Well, aside from my sarcastic tone, why is it such a fuss? It's only 1%? And it does go towards helping the unemployed; definately a noble cause. Lets take a quick look at why this is the wrong way to go about it. First, no one has any idea where this money is going to go. There hasn't been any verified auditing done on amounts which have previously been taken out of our salaries (ie, Social Insurance), and we all saw the results a few years ago when it was reported that the GOSI was actually losing money. So where was this money going? Invested in the wrong way? Stolen? Or did someone just lose most of it on the way to the bank? Well, either way, we have no idea where our 5% GOSI deduction is going, and we're not even sure if we will actually recieve any benefit out of it when we decide to retire. So when the decision was given to increase our total GOSI deduction to 6% a few months ago, most people didn't take it very lightly. Add to that another 1% for the unemployed, which isn't even going through the GOSI this time, meaning harldy any record keeping, and people's blood starts to boil. Ironically enough, the deduction starts in a June, so you're boiling both figuratively and literally.

So, we have no idea where our money is going. Second of all, none of us actually consented to this deduction. It's not exactly a big amount, but if its ok for 1% to be deducted "for the humanitarian purpose of giving the unemployed an income", then it wouldn't be a problem to take an extra half a percent later, to cover the increasing costs of financing the unemployed. Or another 1%... Or another 2%... And so on.

Another thing, let's take a look at the people exempt from this deduction. First of all; the military. Now why on earth would the military be exempt? As a reward for their heroic acts towards keeping Bahrain free from hostile take-over (speaking of which, when was the last time the Bahraini army participated in a war?) What makes them different from any other employees (besides the fact that a large percentage of them aren't of Bahraini nationality?).

Second group of exempt people; ministers. Wow. Why would the ministers be exempt? After hearing the passion in the speech that the Minister of the Dept of Labour gave a few days ago, and how strongly he was arguing in favor of the deduction, you would believe that he would eagerly increase his contribution just because of how strongly he believed in the cause.
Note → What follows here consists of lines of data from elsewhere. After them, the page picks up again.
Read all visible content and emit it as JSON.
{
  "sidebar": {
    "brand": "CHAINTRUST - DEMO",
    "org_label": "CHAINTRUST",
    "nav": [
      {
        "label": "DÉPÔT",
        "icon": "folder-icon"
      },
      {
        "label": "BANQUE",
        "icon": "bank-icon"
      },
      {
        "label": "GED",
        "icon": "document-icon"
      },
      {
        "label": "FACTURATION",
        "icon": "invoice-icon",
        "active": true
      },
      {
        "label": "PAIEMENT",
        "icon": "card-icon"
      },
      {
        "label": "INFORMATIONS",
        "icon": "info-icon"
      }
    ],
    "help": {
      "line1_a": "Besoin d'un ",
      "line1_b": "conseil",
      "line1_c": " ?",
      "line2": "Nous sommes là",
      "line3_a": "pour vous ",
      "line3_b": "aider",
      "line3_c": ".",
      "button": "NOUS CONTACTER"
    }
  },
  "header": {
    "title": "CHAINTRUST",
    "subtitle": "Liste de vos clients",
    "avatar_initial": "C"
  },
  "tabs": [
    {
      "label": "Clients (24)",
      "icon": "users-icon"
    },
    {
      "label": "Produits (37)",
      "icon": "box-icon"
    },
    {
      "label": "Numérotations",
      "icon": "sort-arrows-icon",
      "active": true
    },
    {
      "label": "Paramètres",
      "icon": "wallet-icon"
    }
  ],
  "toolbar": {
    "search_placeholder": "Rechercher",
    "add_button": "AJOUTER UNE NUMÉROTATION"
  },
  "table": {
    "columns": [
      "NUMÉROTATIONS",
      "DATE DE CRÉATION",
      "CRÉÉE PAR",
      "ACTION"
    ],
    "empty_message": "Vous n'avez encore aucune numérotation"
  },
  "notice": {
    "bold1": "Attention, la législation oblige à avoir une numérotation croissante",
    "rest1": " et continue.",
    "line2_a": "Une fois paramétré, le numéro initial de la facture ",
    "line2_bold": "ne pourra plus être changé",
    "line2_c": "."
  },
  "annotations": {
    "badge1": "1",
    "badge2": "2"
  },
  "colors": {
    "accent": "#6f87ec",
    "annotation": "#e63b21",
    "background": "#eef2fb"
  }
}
So to turn around and say that ministers are exempt.. Hmm.. There's something fishy going on here.

Third group of people who are exempt from paying the 1%, our beloved council of representatives, our parliment, the people who actually came out with this decision. It all makes total sense now.

What is also amusing about this is the events that have actually led to this. A few months ago, inflationary measured caused a rise in prices of a number of day-to-day items. The people retaliated by requesting higher salaries in order to overcome the inflation. The government/parliment or whatever side comes out with these bodiless comments states that they will ensure that salaries are increased. A few months later, their GOSI deductions are increased by 1%. A while later, another 1% deduction is introduced to combat unemployment. I don't know whether to laugh or cry.

I personally have no problem with 1% being taken out of my salary to help the unemployed. I don't mind having 5% taken out of my salary to help the unemployed and the poor. I don't even mind 20% instead of the current 6% GOSI being deducted from my salary if it really is going to contribute back to me when I retire and help me lead a semi-comfortable life. But with the amount of trust I have into where my money is going, I would rather keep my money, and throw it into a saving account or some sort of investment, because that would generate a real return for me. I don't know whether my GOSI deductions are being used to generate returns in low yield investments, high risky ones, or whether they've already been lost. I don't know whether my GOSI deductions are even being used by someone to buy a new car, or build a huge mansion for someone. With the amount of trust I have into where my money is going, I don't think i'm comfortable with having more than 0% taken out of my account. Leave my money alone!

1 comment:

Cradle of Humanity said...

Thanks for the post, very well said and couldn't agree more!